--- Listed entries ---

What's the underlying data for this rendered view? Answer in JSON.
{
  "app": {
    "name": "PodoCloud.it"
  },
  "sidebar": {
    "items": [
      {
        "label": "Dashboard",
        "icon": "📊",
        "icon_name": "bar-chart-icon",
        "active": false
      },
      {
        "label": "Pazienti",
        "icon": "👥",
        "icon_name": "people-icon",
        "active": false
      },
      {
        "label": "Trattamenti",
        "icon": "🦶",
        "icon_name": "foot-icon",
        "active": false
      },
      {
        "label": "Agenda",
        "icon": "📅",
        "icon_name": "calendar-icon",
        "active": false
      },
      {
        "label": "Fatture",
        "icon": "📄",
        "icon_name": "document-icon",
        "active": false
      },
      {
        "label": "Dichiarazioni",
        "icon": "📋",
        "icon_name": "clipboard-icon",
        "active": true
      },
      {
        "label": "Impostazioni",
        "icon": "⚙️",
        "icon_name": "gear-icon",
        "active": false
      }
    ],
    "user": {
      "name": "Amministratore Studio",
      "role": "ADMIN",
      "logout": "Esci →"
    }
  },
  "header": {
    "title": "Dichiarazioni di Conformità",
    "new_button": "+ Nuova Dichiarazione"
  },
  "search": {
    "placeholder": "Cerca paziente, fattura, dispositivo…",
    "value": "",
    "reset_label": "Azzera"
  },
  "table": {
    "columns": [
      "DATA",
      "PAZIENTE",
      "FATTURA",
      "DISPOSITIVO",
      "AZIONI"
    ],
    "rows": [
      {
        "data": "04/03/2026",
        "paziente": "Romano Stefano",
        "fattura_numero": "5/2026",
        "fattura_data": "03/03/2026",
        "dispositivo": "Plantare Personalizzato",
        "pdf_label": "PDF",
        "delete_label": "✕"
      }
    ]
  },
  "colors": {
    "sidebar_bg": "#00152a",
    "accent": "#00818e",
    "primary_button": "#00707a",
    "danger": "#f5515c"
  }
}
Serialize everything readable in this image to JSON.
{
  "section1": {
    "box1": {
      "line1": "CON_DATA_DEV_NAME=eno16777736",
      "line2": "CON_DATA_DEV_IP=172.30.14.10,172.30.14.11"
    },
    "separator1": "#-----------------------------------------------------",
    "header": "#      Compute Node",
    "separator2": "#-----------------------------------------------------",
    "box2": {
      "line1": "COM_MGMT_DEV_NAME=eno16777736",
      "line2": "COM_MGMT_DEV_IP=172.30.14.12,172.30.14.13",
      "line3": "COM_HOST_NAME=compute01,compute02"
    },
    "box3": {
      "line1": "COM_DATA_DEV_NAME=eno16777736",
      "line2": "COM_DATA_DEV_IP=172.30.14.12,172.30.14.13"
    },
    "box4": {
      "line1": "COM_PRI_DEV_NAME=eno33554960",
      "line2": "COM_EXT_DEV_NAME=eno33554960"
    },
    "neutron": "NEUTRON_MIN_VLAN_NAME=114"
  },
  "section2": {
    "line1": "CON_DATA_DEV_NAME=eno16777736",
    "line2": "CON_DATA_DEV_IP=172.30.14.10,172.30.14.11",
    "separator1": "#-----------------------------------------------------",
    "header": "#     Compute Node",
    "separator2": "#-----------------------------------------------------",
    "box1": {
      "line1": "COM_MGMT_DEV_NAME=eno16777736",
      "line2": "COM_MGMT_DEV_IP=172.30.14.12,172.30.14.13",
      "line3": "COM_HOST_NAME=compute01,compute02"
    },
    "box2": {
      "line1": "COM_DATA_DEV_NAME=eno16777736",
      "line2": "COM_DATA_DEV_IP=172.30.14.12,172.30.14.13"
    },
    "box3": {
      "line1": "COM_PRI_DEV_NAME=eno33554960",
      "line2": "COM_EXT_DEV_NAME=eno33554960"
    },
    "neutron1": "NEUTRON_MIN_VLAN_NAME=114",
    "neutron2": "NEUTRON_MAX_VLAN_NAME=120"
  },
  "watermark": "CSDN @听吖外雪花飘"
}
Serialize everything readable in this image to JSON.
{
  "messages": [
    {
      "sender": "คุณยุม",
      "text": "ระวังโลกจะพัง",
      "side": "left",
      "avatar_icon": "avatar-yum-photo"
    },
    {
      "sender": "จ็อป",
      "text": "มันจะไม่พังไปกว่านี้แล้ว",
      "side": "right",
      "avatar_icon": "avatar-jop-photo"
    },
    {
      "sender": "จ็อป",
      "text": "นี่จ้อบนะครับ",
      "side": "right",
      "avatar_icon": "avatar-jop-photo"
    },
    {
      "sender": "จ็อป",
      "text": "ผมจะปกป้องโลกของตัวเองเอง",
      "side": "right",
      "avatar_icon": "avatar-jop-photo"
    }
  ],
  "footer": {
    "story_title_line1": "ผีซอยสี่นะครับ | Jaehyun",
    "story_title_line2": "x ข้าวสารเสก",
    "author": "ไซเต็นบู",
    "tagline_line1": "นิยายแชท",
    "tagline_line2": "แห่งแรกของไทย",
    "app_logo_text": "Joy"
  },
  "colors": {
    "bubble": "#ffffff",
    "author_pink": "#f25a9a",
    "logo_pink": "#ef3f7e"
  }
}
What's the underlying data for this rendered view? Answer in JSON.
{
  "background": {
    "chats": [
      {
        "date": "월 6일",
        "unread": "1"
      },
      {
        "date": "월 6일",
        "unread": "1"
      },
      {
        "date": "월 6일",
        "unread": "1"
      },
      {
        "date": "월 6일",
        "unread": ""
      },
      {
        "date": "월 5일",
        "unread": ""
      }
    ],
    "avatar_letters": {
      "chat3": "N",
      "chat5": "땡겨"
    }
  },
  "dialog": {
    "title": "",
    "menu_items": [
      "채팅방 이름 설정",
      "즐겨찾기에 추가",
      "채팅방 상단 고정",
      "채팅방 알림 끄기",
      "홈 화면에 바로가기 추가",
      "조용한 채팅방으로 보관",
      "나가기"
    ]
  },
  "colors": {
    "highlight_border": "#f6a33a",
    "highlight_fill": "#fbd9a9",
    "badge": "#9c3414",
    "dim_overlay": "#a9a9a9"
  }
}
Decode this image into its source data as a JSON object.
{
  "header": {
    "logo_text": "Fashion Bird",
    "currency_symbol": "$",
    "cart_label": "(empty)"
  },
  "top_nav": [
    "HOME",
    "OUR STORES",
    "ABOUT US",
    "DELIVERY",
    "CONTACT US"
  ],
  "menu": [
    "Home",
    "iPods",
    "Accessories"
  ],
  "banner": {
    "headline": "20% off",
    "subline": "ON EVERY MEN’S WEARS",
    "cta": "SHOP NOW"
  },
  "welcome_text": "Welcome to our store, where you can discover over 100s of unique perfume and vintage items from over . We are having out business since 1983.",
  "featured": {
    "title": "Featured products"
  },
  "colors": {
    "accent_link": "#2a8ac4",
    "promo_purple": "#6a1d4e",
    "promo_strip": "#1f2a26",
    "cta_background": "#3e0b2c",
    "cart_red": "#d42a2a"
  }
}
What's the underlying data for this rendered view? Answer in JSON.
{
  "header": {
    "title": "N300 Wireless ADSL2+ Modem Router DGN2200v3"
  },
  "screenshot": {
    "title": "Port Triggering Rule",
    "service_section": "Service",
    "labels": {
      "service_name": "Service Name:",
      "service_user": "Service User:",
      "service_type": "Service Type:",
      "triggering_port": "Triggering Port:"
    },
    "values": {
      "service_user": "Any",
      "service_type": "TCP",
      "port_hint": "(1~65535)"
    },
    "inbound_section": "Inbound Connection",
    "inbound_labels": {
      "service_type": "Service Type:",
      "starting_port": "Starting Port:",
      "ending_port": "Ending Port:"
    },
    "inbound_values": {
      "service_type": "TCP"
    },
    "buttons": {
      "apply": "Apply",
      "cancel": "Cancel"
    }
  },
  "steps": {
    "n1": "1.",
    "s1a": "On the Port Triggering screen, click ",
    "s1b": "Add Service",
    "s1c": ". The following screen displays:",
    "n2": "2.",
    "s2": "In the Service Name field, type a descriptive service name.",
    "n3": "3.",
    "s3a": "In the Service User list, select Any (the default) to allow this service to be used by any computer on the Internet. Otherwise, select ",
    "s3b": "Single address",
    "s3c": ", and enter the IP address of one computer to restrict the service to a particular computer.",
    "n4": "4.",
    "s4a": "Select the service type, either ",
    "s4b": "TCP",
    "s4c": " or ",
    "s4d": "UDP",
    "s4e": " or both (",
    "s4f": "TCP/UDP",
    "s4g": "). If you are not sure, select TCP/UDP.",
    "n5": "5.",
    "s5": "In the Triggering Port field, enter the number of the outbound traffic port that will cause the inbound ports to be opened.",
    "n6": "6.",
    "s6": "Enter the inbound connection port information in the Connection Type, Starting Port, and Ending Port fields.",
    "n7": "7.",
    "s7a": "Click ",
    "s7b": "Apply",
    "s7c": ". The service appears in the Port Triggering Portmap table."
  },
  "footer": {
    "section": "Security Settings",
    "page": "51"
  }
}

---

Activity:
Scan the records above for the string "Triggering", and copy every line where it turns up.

Output of the exercise:
    "title": "Port Triggering Rule",
      "triggering_port": "Triggering Port:"
    "s1a": "On the Port Triggering screen, click ",
    "s5": "In the Triggering Port field, enter the number of the outbound traffic port that will cause the inbound ports to be opened.",
    "s7c": ". The service appears in the Port Triggering Portmap table."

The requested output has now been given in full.